You are doubtless wondering what I was doing there. No, not in the lift, don’t be silly, that was obviously a momentary lapse in concentration. Why
am I at The Crazy Coqs, which describes itself on its website as “a striking Art Deco space for intimate jazz and cabaret performances, serving cocktails and snacks?” I am here at the invitation of granddaughter Hazel Bagel to enjoy the final performance
of the Foundation Class of 2017/2018 at Arts Ed School of Musical Theatre. It is going to be an emotional afternoon all round.
I have left Mr B home alone, though
my lovely friend Penny is going to call in to make him lunch and keep him company for a while. I have also promised him that I will buy him KFC for his dinner when I arrive home. I have always found that a bit of Blatant Bribery works where Mr B is concerned,
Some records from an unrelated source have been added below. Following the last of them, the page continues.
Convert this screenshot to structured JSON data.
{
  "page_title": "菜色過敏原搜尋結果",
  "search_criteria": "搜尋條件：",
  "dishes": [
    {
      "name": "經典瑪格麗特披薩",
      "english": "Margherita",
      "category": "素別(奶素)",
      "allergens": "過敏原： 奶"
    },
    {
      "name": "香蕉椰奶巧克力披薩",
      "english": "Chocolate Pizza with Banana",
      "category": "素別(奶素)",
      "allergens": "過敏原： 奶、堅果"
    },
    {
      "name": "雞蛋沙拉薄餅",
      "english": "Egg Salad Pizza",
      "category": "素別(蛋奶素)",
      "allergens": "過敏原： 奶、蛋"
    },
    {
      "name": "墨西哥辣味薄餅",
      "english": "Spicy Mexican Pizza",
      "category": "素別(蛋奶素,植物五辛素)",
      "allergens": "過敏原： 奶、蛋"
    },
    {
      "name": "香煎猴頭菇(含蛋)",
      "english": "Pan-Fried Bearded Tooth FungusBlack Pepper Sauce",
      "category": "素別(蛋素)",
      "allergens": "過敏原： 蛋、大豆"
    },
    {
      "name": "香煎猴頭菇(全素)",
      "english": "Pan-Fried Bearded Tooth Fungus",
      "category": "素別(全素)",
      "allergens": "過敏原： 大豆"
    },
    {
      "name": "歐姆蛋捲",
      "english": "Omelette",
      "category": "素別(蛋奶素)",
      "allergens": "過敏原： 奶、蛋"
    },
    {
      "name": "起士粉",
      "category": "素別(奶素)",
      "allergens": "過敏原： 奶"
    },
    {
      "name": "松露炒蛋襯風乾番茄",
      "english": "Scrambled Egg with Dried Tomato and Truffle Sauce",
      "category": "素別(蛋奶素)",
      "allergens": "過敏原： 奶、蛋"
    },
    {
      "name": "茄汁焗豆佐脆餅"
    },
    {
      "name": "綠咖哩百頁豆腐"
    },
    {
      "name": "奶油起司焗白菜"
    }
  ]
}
especially if it happens to be KFC-Related.
The Youngest of the Darling Daughters knows exactly where we should sit within the “striking Art Deco space”
as one of Hazel’s friends attended the previous day’s dress rehearsal and sent my daughter a video recording, showing the way the fifteen cabaret participants - or “Foundies” as they call themselves - strutted their stuff along the
aisles between the round tables where the audience sat. We order some drinks and settle down for a real treat.
The programme is called “Just the Beginning”
and each song in turn takes us through the experiences of the students, making their way through this Foundation Year. Arriving in a new place; making friends; feeling insecure; facing anxiety; gaining confidence; overcoming fears and facing the world. I knew
all this in advance because my pen-pal granddaughter (how many teenagers write letters these days, especially to an aged grandparent?) wrote to tell me all about it - but being there is obviously so much more powerful.
Here is Our Hazel looking truly fantastic in a stunning black dress - which she tells me proudly later cost the princely sum of £1 in Primark. “I’m such a classy girl!” she
trills. Now that’s what you call style, don’t you agree? She sings two duets with her friend Maddie - “Somebody’s Eyes” from Footloose (all about feeling insecure with people’s eyes on you, summing you up) and “When
you believe” from The Prince of Egypt (all about overcoming your fears.)
I am, predictably, welling up through many of the performances, finding myself
completely able to put myself in the students’ shoes. Apart from the fact that I can’t sing, dance or sashay about on high-heeled shoes anymore, you understand but this is not a time to be pedantic. This is about hopes and dreams - and I’m
as capable of both as anybody, don’t you know? Despite my Great Age. One of the lads sings “Proud of your boy” from Aladdin, looking straight across at his mother, who is sitting just along the row from me. She cries. So do I.
At the end, all the Foundies receive their certificates from a former student now starring in the Book of Mormon. Just look, it can be done! he seems to be saying by his
very presence. For all of the students at the end of their Foundation year, different roads beckon. Some know for sure what they want to do and where they will be heading next. For some, like our Hazel, there’s more than one road potentially beckoning
her towards her dream of being on “that” stage. There are important decisions ahead.
Dear Hazel Bagel, always my Golden Girl, standing there in your
classy little black number from Primark, with your million dollar smile that lights up every stage and a voice that transports your listeners right to the very heart of every song you sing. I remember your very first starring role, playing Dorothy in the Junior
School production of the Wizard of Oz. You were singing and dreaming - then as now, but in different words - about that land over the rainbow.
The one where
Where dreams really DO come true.